Robert M Watson Jr
Not quite. For example cut one rubber band and watch what happens to the tensegrity structure ... if ones arm is severed do the legs fall off? Not quite.
Also, note that the paper referenced speaks to signaling pathways (still not solidly established) and nothing about load bearing. Granted fascia does bear loads (like holding ones organs in place, etc) but in primarily static modes. I would be more open to entertain ideas about how fluids acting incompressibly transmit force but it leaves one to wonder what is the 'pipe' and take note of the required properties of said 'pipe' when under pressure.
Not to derail the thread but if fascia is held up as a component of aiki it requires much firmer evidence.
Perhaps we should delay the 'how' of aiki until the 'what' of aiki is settled a bit more -particularly if one wishes the list the functions of fascia amongst the hows.
One of the things I've watched for many years is how the legends and theories have grown unchecked. The whole "fascia" thing has developed a life of its own, once the term "fascia" made its way into the jargon back in the mid-1990's (and yeah, I've listened to various people swear that they came into it based on their own brilliant understanding). My suggestion is that people stop theorizing about how "fascia" plays a role in these things until they get a better idea. These posts are archived, after all.
The schematics and freeze-dried photos of fascia have absolutely nothing to do with the conversation. Fascia having its own motile functions has very little to do with it, also. Instead of theorizing because there's a keyboard handy, maybe it's better to spend some time finding info and practicing.

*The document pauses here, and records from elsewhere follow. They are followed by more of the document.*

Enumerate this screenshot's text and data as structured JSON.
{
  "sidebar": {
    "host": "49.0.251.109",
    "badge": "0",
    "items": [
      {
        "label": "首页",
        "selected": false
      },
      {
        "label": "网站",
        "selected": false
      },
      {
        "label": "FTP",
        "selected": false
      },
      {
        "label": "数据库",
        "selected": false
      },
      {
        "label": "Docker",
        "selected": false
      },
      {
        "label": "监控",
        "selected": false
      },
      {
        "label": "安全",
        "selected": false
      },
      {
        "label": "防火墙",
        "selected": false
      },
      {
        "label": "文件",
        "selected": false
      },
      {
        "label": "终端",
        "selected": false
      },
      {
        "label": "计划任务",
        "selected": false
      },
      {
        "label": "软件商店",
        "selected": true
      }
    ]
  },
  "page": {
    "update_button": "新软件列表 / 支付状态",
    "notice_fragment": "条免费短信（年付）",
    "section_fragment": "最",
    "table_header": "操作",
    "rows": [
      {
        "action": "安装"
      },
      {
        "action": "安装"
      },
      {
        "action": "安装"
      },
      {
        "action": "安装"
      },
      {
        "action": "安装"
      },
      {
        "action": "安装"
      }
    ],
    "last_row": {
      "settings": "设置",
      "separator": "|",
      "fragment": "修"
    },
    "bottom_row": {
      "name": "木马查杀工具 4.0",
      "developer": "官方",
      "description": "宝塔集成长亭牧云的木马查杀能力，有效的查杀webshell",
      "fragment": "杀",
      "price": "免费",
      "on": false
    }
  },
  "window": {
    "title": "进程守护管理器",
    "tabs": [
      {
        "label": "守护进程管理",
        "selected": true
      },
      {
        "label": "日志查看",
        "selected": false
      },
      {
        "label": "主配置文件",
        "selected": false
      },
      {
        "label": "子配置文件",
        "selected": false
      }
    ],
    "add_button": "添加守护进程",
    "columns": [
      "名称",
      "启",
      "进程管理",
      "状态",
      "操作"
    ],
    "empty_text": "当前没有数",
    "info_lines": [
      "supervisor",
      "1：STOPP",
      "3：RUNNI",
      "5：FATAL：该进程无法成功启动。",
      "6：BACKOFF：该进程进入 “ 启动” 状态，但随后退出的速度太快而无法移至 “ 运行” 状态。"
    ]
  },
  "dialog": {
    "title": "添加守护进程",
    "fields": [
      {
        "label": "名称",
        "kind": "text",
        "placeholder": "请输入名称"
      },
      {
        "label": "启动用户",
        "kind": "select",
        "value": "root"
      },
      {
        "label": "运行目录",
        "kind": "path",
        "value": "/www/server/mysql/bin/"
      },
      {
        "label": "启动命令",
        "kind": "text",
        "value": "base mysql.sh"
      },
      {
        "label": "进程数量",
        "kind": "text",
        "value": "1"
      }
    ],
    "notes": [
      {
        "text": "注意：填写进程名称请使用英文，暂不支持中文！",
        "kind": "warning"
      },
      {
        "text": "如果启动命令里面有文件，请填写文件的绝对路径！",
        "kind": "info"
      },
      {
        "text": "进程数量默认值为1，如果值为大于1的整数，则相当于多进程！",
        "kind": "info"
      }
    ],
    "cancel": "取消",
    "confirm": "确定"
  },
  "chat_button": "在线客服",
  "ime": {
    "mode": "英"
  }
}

Cutting to the chase... most of the fascia discussions are simply off-center, as Rob is gently trying to point out.